“Sacred flower blooms 1 day” The Yomiuri Shimbun (Thursday, June 19, 2008)
The fleeting bloom of sal flowers, which are said to have surrounded Buddha at the moment of his passing, can be experienced by visitors to Torinin temple in Ukyo Ward, Kyoto, which is usually closed to the public.
The temple, attached to Myoshinji temple, opens its doors to allow people to admire the beauty of the sal flowers, which bloom for only one day.
The short-lived flowers are considered sacred and symbolize the Buddhist concept of impermanence.
They are featured in the opening passage of “The Tale of Heike,” where their brilliant but ephemeral color is used to show that even prosperous people will surely decline.
Once fallen, the white camellialike flowers give the 11-tree garden in front of the temple’s main hall a uniquely elegant atmosphere.
Sal flowers can be viewed at the temple from 9:30 a.m. to 4 p.m. every day until June 30. Admission is 1,580 yen, including green tea, or 5,570 yen, including green tea and a vegetarian meal.
|The main hall of the temple had been completely destroyed, and the priests’ living quarters had been reduced to paddies and fields.
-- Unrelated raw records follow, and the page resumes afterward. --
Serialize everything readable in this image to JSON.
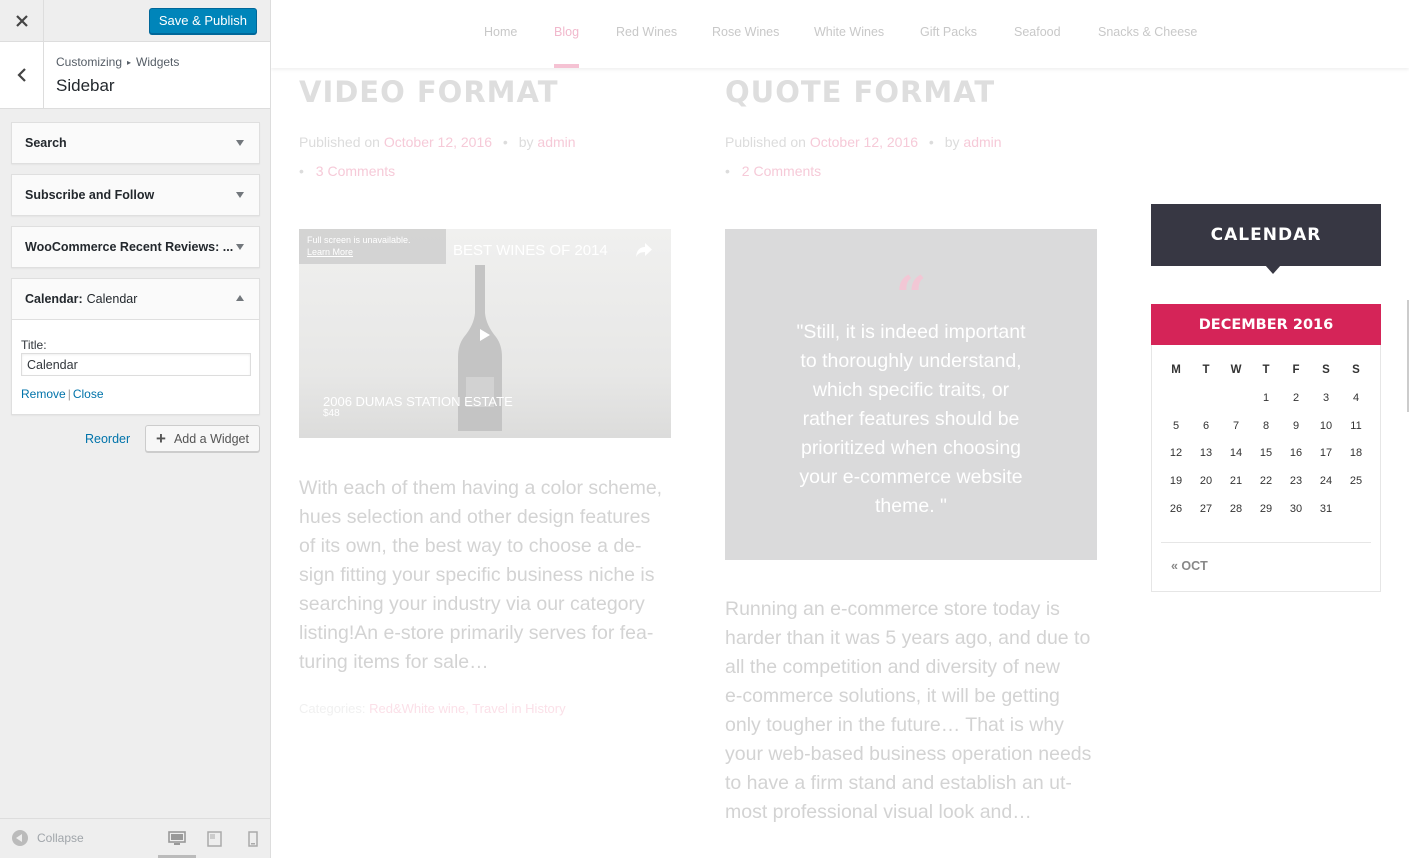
{
  "customizer": {
    "save_label": "Save & Publish",
    "breadcrumb_root": "Customizing",
    "breadcrumb_sep": "▸",
    "breadcrumb_current": "Widgets",
    "section_title": "Sidebar",
    "widgets": [
      {
        "title": "Search",
        "subtitle": ""
      },
      {
        "title": "Subscribe and Follow",
        "subtitle": ""
      },
      {
        "title": "WooCommerce Recent Reviews: ...",
        "subtitle": ""
      },
      {
        "title": "Calendar:",
        "subtitle": "Calendar"
      }
    ],
    "calendar_form": {
      "title_label": "Title:",
      "title_value": "Calendar",
      "remove": "Remove",
      "separator": "|",
      "close": "Close"
    },
    "reorder": "Reorder",
    "add_widget": "Add a Widget",
    "collapse": "Collapse"
  },
  "nav": {
    "items": [
      "Home",
      "Blog",
      "Red Wines",
      "Rose Wines",
      "White Wines",
      "Gift Packs",
      "Seafood",
      "Snacks & Cheese"
    ],
    "active": "Blog"
  },
  "posts": [
    {
      "title": "VIDEO FORMAT",
      "published_prefix": "Published on",
      "date": "October 12, 2016",
      "by": "by",
      "author": "admin",
      "comments": "3 Comments",
      "video": {
        "notice": "Full screen is unavailable.",
        "learn_more": "Learn More",
        "title": "BEST WINES OF 2014",
        "caption": "2006 DUMAS STATION ESTATE",
        "price": "$48"
      },
      "excerpt_lines": [
        "With each of them having a color scheme,",
        "hues selection and other design features",
        "of its own, the best way to choose a de-",
        "sign fitting your specific business niche is",
        "searching your industry via our category",
        "listing!An e-store primarily serves for fea-",
        "turing items for sale…"
      ],
      "categories_label": "Categories:",
      "categories": "Red&White wine, Travel in History"
    },
    {
      "title": "QUOTE FORMAT",
      "published_prefix": "Published on",
      "date": "October 12, 2016",
      "by": "by",
      "author": "admin",
      "comments": "2 Comments",
      "quote_mark": "“",
      "quote_lines": [
        "\"Still, it is indeed important",
        "to thoroughly understand,",
        "which specific traits, or",
        "rather features should be",
        "prioritized when choosing",
        "your e-commerce website",
        "theme. \""
      ],
      "excerpt_lines": [
        "Running an e-commerce store today is",
        "harder than it was 5 years ago, and due to",
        "all the competition and diversity of new",
        "e-commerce solutions, it will be getting",
        "only tougher in the future… That is why",
        "your web-based business operation needs",
        "to have a firm stand and establish an ut-",
        "most professional visual look and…"
      ]
    }
  ],
  "calendar": {
    "heading": "CALENDAR",
    "month": "DECEMBER 2016",
    "weekdays": [
      "M",
      "T",
      "W",
      "T",
      "F",
      "S",
      "S"
    ],
    "weeks": [
      [
        "",
        "",
        "",
        "1",
        "2",
        "3",
        "4"
      ],
      [
        "5",
        "6",
        "7",
        "8",
        "9",
        "10",
        "11"
      ],
      [
        "12",
        "13",
        "14",
        "15",
        "16",
        "17",
        "18"
      ],
      [
        "19",
        "20",
        "21",
        "22",
        "23",
        "24",
        "25"
      ],
      [
        "26",
        "27",
        "28",
        "29",
        "30",
        "31",
        ""
      ]
    ],
    "prev": "« OCT"
  },
  "colors": {
    "accent_blue": "#0085ba",
    "link_blue": "#0073aa",
    "calendar_pink": "#d52458",
    "calendar_dark": "#373743"
  }
}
The tall statue of Buddha, originally six feet and six inches [two meters] tall, had become covered with green moss save for the divine face that shone forth as in former days. Dead, too, were the couple of sacred sal trees that had once been the pride of the temple.|
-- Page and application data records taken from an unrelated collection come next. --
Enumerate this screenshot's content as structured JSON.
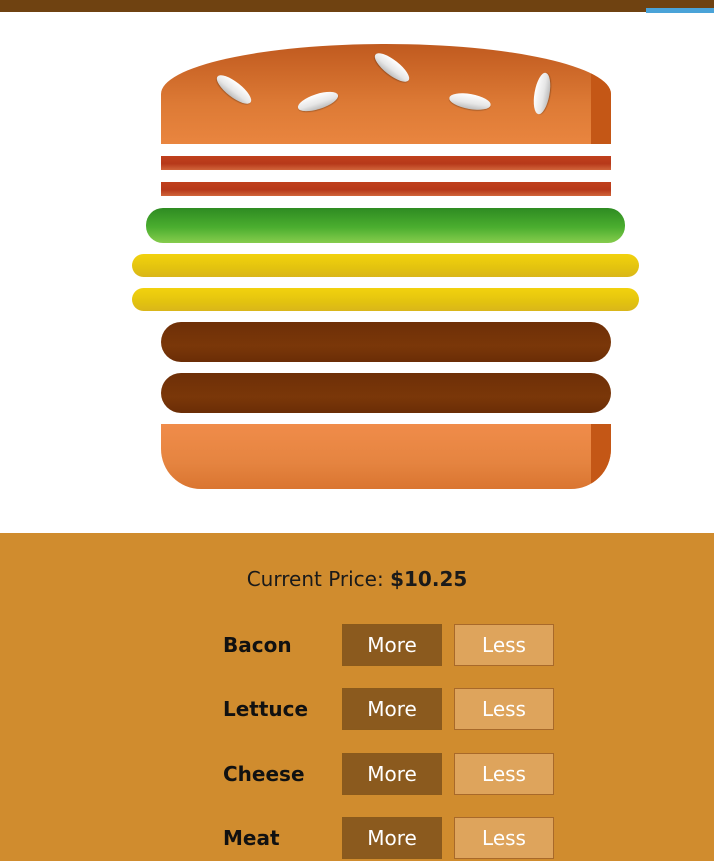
{
  "controls": {
    "price_label": "Current Price:",
    "price_value": "$10.25",
    "more_label": "More",
    "less_label": "Less",
    "ingredients": [
      {
        "label": "Bacon"
      },
      {
        "label": "Lettuce"
      },
      {
        "label": "Cheese"
      },
      {
        "label": "Meat"
      }
    ]
  }
}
|From “The Records of a Travel-worn Skeleton” by Matsuo Basho (1644-94), translated by Nobuyuki Yuasa in “The Narrow Road to the Deep North and Other Travel Sketches” (Penguin)|
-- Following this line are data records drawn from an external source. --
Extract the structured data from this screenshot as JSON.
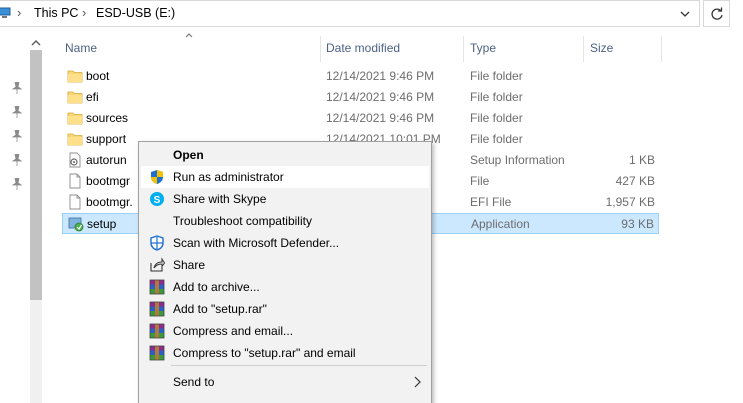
{
  "address_bar": {
    "crumbs": [
      "This PC",
      "ESD-USB (E:)"
    ]
  },
  "columns": {
    "name": "Name",
    "date": "Date modified",
    "type": "Type",
    "size": "Size"
  },
  "files": [
    {
      "name": "boot",
      "date": "12/14/2021 9:46 PM",
      "type": "File folder",
      "size": "",
      "icon": "folder-icon"
    },
    {
      "name": "efi",
      "date": "12/14/2021 9:46 PM",
      "type": "File folder",
      "size": "",
      "icon": "folder-icon"
    },
    {
      "name": "sources",
      "date": "12/14/2021 9:46 PM",
      "type": "File folder",
      "size": "",
      "icon": "folder-icon"
    },
    {
      "name": "support",
      "date": "12/14/2021 10:01 PM",
      "type": "File folder",
      "size": "",
      "icon": "folder-icon"
    },
    {
      "name": "autorun",
      "date": "",
      "type": "Setup Information",
      "size": "1 KB",
      "icon": "setup-info-file-icon"
    },
    {
      "name": "bootmgr",
      "date": "",
      "type": "File",
      "size": "427 KB",
      "icon": "file-icon"
    },
    {
      "name": "bootmgr.",
      "date": "",
      "type": "EFI File",
      "size": "1,957 KB",
      "icon": "file-icon"
    },
    {
      "name": "setup",
      "date": "",
      "type": "Application",
      "size": "93 KB",
      "icon": "setup-app-icon",
      "selected": true
    }
  ],
  "context_menu": {
    "items": [
      {
        "label": "Open",
        "bold": true,
        "icon": ""
      },
      {
        "label": "Run as administrator",
        "icon": "uac-shield-icon",
        "hover": true
      },
      {
        "label": "Share with Skype",
        "icon": "skype-icon"
      },
      {
        "label": "Troubleshoot compatibility",
        "icon": ""
      },
      {
        "label": "Scan with Microsoft Defender...",
        "icon": "defender-icon"
      },
      {
        "label": "Share",
        "icon": "share-icon"
      },
      {
        "label": "Add to archive...",
        "icon": "winrar-icon"
      },
      {
        "label": "Add to \"setup.rar\"",
        "icon": "winrar-icon"
      },
      {
        "label": "Compress and email...",
        "icon": "winrar-icon"
      },
      {
        "label": "Compress to \"setup.rar\" and email",
        "icon": "winrar-icon"
      },
      {
        "label": "Send to",
        "icon": "",
        "submenu": true
      }
    ]
  },
  "colors": {
    "selection_bg": "#cce8ff",
    "selection_border": "#99d1ff",
    "header_text": "#4d6185",
    "menu_bg": "#f2f2f2"
  }
}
In Kyoto’s Myoshin-ji Zen temple there is a 350-year-old sal tree that still blooms every rainy season. Although these handsome trees are native to Japan, the name shara refers to the Indian sal tree, in whose shade Prince Siddhartha (Buddha) was both born and died. However, another Japanese name for the tree, natsu-tsubaki (“summer camellia”), is more accurate, because these trees, like camellias, are members of the Theaceae (tea) family. There are two types of Stewartia, one with beautiful, flaring flowers about 5-6 cm across, and the other with narrower leaves and smaller, more cupped flowers about 2-3 cm across. In the Japanese plant lexicon, the prefix hime (“princess”) denotes a small and dainty version of a plant. The flowers of the larger species bloom and fall in a day, but when I was painting the hime-shara above, it kept its flowers for two days, which was lucky for me! Bees also love these silky, white flowers with their circles of bright yellow stamens.